··· TASK INPUT ···

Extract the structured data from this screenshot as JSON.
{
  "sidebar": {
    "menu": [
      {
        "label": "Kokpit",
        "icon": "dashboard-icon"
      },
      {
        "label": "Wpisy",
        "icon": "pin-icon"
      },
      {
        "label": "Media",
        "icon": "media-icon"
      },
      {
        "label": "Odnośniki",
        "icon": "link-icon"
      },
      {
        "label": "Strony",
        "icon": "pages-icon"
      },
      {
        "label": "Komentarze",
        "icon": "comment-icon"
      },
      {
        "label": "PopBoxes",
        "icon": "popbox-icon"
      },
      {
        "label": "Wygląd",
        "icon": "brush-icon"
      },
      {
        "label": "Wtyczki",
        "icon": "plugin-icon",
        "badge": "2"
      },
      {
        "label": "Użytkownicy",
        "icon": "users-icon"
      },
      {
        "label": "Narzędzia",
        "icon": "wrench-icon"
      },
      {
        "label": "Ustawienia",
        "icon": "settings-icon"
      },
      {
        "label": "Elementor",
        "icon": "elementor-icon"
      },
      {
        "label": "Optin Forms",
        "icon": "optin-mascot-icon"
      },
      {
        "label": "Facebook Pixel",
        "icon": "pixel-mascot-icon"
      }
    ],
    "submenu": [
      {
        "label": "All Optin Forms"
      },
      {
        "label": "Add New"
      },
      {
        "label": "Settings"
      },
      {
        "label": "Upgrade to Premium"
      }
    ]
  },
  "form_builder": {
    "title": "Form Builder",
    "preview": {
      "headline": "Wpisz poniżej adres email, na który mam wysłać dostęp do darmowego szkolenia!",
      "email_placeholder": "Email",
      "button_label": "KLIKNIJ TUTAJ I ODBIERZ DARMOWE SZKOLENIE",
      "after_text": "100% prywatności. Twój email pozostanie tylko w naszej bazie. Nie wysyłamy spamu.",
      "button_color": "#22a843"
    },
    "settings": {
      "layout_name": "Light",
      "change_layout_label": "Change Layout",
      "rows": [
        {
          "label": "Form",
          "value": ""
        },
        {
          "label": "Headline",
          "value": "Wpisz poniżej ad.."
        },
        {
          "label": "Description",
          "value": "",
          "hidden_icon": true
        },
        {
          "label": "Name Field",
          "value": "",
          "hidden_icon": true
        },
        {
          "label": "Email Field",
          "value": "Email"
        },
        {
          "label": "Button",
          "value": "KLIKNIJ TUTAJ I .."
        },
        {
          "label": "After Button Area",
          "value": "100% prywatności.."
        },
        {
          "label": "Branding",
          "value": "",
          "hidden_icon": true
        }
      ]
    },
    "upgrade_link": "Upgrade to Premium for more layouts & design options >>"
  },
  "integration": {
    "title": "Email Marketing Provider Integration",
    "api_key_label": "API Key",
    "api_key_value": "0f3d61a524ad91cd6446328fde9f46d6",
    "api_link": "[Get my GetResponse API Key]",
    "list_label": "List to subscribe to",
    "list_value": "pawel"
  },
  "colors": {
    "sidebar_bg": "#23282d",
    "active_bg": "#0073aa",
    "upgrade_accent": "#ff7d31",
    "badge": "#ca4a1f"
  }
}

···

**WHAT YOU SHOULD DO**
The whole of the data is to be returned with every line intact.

**RESULT OF THE TASK**
Extract the structured data from this screenshot as JSON.
{
  "sidebar": {
    "menu": [
      {
        "label": "Kokpit",
        "icon": "dashboard-icon"
      },
      {
        "label": "Wpisy",
        "icon": "pin-icon"
      },
      {
        "label": "Media",
        "icon": "media-icon"
      },
      {
        "label": "Odnośniki",
        "icon": "link-icon"
      },
      {
        "label": "Strony",
        "icon": "pages-icon"
      },
      {
        "label": "Komentarze",
        "icon": "comment-icon"
      },
      {
        "label": "PopBoxes",
        "icon": "popbox-icon"
      },
      {
        "label": "Wygląd",
        "icon": "brush-icon"
      },
      {
        "label": "Wtyczki",
        "icon": "plugin-icon",
        "badge": "2"
      },
      {
        "label": "Użytkownicy",
        "icon": "users-icon"
      },
      {
        "label": "Narzędzia",
        "icon": "wrench-icon"
      },
      {
        "label": "Ustawienia",
        "icon": "settings-icon"
      },
      {
        "label": "Elementor",
        "icon": "elementor-icon"
      },
      {
        "label": "Optin Forms",
        "icon": "optin-mascot-icon"
      },
      {
        "label": "Facebook Pixel",
        "icon": "pixel-mascot-icon"
      }
    ],
    "submenu": [
      {
        "label": "All Optin Forms"
      },
      {
        "label": "Add New"
      },
      {
        "label": "Settings"
      },
      {
        "label": "Upgrade to Premium"
      }
    ]
  },
  "form_builder": {
    "title": "Form Builder",
    "preview": {
      "headline": "Wpisz poniżej adres email, na który mam wysłać dostęp do darmowego szkolenia!",
      "email_placeholder": "Email",
      "button_label": "KLIKNIJ TUTAJ I ODBIERZ DARMOWE SZKOLENIE",
      "after_text": "100% prywatności. Twój email pozostanie tylko w naszej bazie. Nie wysyłamy spamu.",
      "button_color": "#22a843"
    },
    "settings": {
      "layout_name": "Light",
      "change_layout_label": "Change Layout",
      "rows": [
        {
          "label": "Form",
          "value": ""
        },
        {
          "label": "Headline",
          "value": "Wpisz poniżej ad.."
        },
        {
          "label": "Description",
          "value": "",
          "hidden_icon": true
        },
        {
          "label": "Name Field",
          "value": "",
          "hidden_icon": true
        },
        {
          "label": "Email Field",
          "value": "Email"
        },
        {
          "label": "Button",
          "value": "KLIKNIJ TUTAJ I .."
        },
        {
          "label": "After Button Area",
          "value": "100% prywatności.."
        },
        {
          "label": "Branding",
          "value": "",
          "hidden_icon": true
        }
      ]
    },
    "upgrade_link": "Upgrade to Premium for more layouts & design options >>"
  },
  "integration": {
    "title": "Email Marketing Provider Integration",
    "api_key_label": "API Key",
    "api_key_value": "0f3d61a524ad91cd6446328fde9f46d6",
    "api_link": "[Get my GetResponse API Key]",
    "list_label": "List to subscribe to",
    "list_value": "pawel"
  },
  "colors": {
    "sidebar_bg": "#23282d",
    "active_bg": "#0073aa",
    "upgrade_accent": "#ff7d31",
    "badge": "#ca4a1f"
  }
}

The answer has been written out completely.